Cutaneous metastases (CMs) signal the spread of a primary tumor to the skin and dermis, particularly in patients with melanoma or with breast, lung, or gastrointestinal cancers. Although these lesions may present as superficial and painless, some CMs may lead to ulceration, drainage, and discomfort, causing distress to patients. Oncology nurses require knowledge about the clinical presentation of CMs, including incidence, pathophysiology, diagnostic evaluation, and complex symptomatology, as well as standard treatment and care for patients. In addition, nurses can provide psychosocial interventions to assist patients experiencing distress from CM lesions.
AT A GLANCE
- It is important for nurses to be aware of and educated on how to care for patients with CMs so that they can provide interventions to limit patient distress.

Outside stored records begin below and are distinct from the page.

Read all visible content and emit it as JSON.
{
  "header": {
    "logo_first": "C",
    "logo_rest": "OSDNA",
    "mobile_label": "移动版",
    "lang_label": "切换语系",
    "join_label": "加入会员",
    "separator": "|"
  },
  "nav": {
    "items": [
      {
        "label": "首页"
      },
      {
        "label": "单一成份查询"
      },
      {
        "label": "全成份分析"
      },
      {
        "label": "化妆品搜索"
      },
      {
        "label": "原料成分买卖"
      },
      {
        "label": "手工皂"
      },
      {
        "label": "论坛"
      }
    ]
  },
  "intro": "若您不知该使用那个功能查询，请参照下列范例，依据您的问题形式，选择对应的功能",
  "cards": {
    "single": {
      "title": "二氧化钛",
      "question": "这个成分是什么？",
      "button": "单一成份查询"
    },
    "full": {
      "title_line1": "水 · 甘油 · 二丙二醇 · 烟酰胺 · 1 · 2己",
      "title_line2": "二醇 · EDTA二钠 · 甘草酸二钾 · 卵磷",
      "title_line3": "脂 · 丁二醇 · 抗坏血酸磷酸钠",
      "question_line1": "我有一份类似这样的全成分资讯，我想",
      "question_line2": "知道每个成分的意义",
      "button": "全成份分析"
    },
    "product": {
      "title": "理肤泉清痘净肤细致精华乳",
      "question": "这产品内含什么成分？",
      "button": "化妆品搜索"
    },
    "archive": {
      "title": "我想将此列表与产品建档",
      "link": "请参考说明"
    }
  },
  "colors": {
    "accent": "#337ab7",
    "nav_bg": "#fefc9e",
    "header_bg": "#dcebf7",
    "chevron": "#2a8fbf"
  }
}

- Nursing assessments of CMs should include an evaluation of patients’ psychosocial concerns to ensure that supportive care needs are met.

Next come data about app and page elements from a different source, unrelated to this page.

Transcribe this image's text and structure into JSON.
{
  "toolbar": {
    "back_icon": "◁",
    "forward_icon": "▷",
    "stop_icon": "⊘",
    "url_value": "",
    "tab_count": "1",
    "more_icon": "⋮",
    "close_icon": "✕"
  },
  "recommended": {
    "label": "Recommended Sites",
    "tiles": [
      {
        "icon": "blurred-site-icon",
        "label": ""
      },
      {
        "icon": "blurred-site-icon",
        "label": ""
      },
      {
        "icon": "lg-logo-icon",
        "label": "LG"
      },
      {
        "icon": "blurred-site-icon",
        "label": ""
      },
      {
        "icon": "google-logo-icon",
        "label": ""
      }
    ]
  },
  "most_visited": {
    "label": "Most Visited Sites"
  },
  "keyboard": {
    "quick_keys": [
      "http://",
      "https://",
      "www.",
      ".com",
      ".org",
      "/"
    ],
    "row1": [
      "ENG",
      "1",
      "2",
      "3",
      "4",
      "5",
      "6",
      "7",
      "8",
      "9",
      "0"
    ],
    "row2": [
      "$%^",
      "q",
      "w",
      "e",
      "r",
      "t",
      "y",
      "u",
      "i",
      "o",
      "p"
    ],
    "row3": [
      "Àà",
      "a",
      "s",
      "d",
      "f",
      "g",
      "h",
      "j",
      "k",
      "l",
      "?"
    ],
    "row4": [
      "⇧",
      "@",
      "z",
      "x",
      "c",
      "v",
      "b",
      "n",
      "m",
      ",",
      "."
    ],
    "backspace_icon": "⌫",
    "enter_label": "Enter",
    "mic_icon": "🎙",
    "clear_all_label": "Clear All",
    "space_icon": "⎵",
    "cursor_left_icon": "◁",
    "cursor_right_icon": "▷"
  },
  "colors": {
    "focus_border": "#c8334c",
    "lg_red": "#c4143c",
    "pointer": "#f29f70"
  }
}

- Increasing nursing knowledge of wound care management for patients who develop CMs can improve outcomes.